*** Data extracts Section Begins ***

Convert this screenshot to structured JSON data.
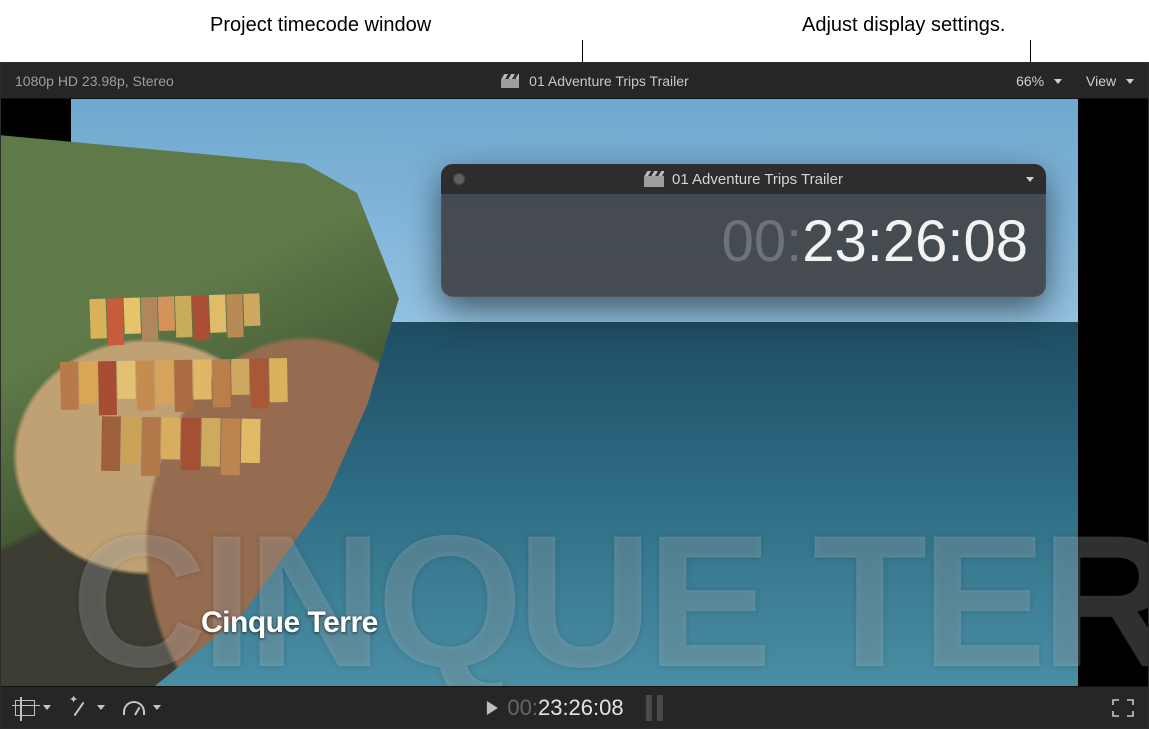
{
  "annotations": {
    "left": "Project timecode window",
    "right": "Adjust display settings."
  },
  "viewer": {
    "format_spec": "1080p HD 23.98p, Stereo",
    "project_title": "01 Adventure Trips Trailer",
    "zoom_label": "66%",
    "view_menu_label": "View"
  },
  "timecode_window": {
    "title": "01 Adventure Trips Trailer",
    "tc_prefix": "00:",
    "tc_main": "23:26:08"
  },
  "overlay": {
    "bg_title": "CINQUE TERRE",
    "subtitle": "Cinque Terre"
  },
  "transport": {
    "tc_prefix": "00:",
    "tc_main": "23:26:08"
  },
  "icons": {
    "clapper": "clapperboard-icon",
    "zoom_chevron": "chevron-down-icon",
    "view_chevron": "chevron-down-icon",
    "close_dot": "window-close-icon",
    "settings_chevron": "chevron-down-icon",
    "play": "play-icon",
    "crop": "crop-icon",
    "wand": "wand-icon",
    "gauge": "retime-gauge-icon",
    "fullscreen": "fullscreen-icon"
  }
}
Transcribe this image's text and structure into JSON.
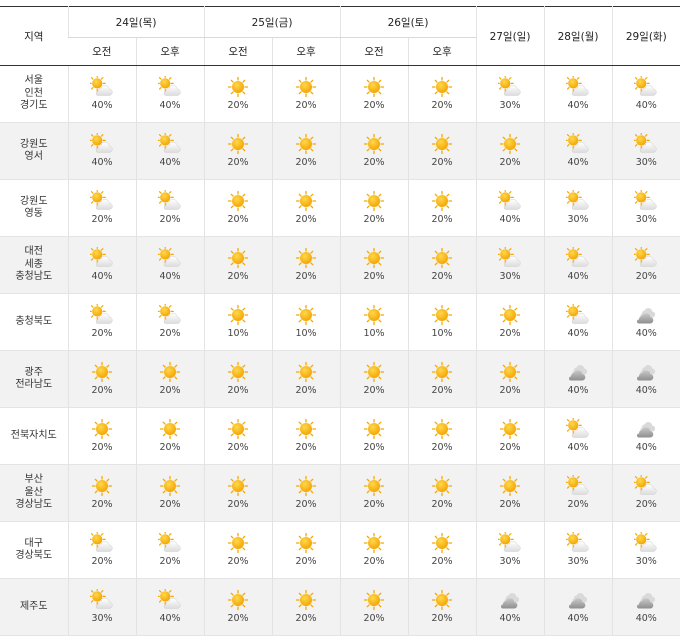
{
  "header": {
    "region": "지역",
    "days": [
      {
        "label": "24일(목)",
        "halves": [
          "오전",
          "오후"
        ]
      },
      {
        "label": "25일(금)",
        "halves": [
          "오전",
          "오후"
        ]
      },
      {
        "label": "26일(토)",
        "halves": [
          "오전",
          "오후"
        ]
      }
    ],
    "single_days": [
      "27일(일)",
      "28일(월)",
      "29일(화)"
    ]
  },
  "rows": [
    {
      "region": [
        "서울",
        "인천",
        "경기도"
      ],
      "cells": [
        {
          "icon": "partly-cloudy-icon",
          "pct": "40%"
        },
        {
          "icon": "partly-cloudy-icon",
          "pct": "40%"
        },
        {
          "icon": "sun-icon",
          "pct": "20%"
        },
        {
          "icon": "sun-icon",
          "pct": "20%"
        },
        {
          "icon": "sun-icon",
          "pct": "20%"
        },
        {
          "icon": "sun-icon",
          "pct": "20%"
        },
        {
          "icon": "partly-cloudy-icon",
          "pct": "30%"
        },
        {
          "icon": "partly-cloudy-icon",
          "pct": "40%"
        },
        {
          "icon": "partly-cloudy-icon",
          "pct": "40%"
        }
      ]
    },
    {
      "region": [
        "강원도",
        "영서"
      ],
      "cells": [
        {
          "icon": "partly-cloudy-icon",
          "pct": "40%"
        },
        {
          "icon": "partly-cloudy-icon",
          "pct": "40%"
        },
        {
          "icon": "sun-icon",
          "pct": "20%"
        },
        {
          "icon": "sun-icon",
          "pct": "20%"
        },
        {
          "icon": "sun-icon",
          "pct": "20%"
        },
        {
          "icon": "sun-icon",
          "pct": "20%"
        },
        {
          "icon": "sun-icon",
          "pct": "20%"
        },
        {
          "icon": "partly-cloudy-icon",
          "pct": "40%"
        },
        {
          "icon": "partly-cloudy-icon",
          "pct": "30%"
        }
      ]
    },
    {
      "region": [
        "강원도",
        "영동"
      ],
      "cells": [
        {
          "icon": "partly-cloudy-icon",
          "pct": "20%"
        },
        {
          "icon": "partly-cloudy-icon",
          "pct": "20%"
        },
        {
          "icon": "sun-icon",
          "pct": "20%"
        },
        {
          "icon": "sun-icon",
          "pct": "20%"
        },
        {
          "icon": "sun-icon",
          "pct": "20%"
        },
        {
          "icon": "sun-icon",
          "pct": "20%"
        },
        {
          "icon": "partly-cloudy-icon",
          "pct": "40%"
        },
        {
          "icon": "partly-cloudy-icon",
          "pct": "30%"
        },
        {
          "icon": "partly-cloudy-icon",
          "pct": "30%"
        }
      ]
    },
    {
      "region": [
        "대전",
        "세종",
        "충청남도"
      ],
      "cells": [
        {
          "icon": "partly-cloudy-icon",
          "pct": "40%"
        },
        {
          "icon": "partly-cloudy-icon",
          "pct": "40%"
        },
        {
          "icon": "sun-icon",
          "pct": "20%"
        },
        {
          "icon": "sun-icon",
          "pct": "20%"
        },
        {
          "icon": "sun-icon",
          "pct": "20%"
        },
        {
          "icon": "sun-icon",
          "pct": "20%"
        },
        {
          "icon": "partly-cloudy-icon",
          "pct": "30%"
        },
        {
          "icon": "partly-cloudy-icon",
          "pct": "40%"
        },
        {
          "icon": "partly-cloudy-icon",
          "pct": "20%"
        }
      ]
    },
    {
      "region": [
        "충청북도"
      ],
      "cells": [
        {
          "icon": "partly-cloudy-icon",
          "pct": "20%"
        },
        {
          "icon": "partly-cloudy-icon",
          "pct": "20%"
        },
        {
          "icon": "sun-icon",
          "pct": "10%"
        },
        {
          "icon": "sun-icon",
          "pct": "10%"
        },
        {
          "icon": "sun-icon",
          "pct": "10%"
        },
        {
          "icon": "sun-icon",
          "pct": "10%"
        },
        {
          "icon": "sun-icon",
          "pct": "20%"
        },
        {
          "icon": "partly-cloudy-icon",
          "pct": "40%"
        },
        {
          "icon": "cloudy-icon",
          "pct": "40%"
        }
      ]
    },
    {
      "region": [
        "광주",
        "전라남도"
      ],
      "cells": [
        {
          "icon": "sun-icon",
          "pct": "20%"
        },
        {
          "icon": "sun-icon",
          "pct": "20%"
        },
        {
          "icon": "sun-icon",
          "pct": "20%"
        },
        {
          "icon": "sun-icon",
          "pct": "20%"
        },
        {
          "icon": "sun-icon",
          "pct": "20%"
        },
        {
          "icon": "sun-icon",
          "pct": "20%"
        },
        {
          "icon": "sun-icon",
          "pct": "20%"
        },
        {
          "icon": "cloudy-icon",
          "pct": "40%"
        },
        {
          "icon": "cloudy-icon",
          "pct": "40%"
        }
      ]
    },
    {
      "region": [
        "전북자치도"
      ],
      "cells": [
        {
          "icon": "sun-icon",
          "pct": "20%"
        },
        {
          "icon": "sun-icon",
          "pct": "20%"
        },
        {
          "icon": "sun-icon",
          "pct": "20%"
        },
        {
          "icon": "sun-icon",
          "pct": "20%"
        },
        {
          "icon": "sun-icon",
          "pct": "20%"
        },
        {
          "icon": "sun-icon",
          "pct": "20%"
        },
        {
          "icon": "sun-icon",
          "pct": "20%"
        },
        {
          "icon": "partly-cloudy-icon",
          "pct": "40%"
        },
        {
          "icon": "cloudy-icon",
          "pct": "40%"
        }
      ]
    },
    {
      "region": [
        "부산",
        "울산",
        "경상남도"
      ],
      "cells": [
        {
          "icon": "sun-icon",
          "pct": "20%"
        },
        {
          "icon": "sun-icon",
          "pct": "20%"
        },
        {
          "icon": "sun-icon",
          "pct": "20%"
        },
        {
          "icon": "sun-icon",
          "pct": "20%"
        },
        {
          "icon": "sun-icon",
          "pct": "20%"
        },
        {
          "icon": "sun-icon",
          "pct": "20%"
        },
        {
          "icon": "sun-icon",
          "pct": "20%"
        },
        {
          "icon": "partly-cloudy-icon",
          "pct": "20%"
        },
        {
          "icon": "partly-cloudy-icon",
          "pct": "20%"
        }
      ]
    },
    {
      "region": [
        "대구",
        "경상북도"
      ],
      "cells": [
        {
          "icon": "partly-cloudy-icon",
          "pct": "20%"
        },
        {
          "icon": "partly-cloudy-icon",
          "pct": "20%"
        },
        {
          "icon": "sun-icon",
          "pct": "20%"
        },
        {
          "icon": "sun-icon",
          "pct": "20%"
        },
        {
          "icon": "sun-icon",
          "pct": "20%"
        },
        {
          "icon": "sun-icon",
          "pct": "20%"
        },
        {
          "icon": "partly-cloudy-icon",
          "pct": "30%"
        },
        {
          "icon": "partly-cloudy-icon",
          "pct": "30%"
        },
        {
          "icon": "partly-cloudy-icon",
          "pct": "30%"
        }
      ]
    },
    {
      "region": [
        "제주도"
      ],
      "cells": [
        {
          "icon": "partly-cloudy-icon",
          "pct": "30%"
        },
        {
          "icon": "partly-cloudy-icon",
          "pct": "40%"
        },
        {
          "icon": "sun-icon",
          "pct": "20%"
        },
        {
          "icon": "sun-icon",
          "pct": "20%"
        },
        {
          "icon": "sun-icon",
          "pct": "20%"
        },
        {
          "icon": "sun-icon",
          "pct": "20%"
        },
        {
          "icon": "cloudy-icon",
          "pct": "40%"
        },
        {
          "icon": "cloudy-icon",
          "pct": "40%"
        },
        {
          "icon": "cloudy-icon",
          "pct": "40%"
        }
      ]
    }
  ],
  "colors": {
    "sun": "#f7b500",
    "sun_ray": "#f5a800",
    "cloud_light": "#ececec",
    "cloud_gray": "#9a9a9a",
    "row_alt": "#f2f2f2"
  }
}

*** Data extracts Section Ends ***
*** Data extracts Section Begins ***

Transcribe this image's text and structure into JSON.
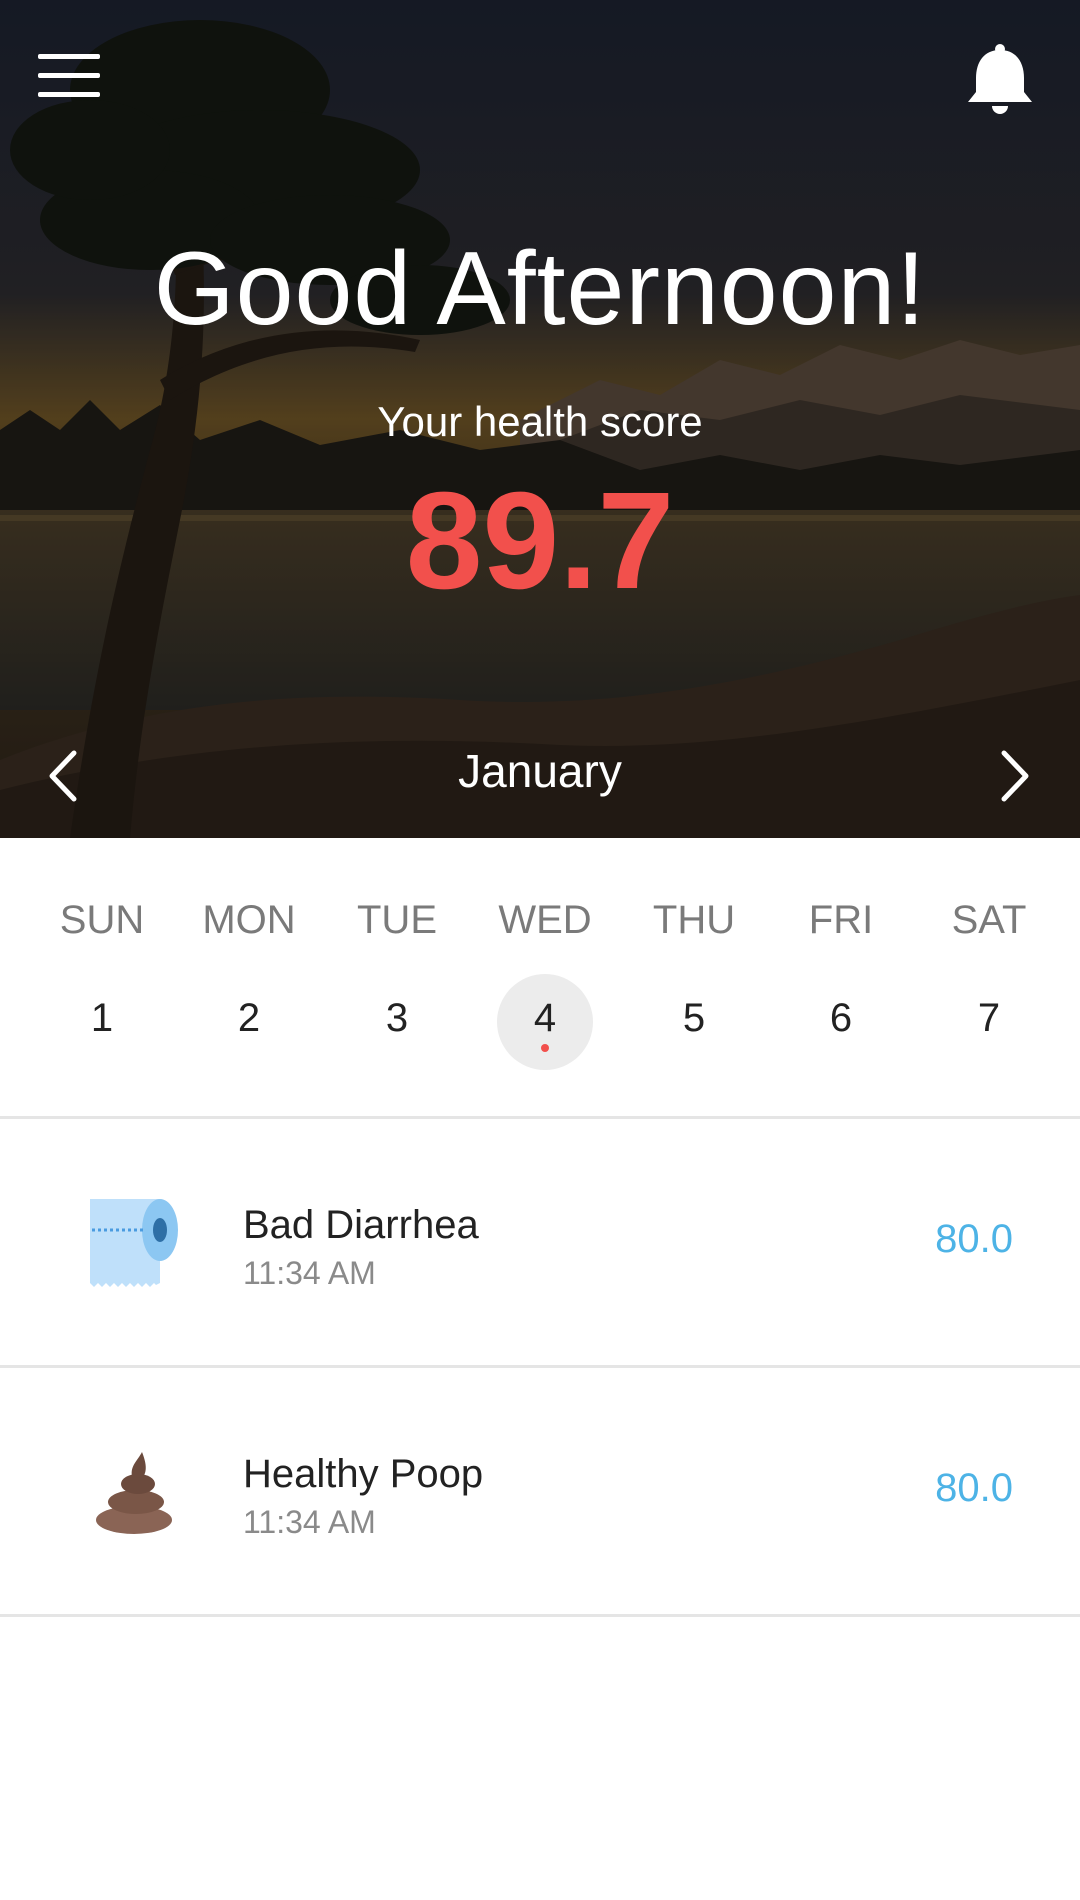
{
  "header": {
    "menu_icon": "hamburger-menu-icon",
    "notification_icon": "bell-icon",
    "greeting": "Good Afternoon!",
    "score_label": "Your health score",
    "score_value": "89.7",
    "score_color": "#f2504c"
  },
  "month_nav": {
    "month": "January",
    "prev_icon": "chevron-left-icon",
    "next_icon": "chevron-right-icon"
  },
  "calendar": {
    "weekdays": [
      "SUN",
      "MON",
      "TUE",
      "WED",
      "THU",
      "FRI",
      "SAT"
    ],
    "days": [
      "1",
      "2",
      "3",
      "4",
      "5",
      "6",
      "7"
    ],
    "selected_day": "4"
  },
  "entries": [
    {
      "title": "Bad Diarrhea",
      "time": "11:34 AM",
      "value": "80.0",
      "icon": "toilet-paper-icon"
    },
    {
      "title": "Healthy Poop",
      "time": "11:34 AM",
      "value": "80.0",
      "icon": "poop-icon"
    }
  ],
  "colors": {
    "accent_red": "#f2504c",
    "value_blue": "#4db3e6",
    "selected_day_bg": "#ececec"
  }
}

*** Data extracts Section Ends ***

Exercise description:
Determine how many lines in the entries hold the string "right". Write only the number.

Reply to the exercise:
2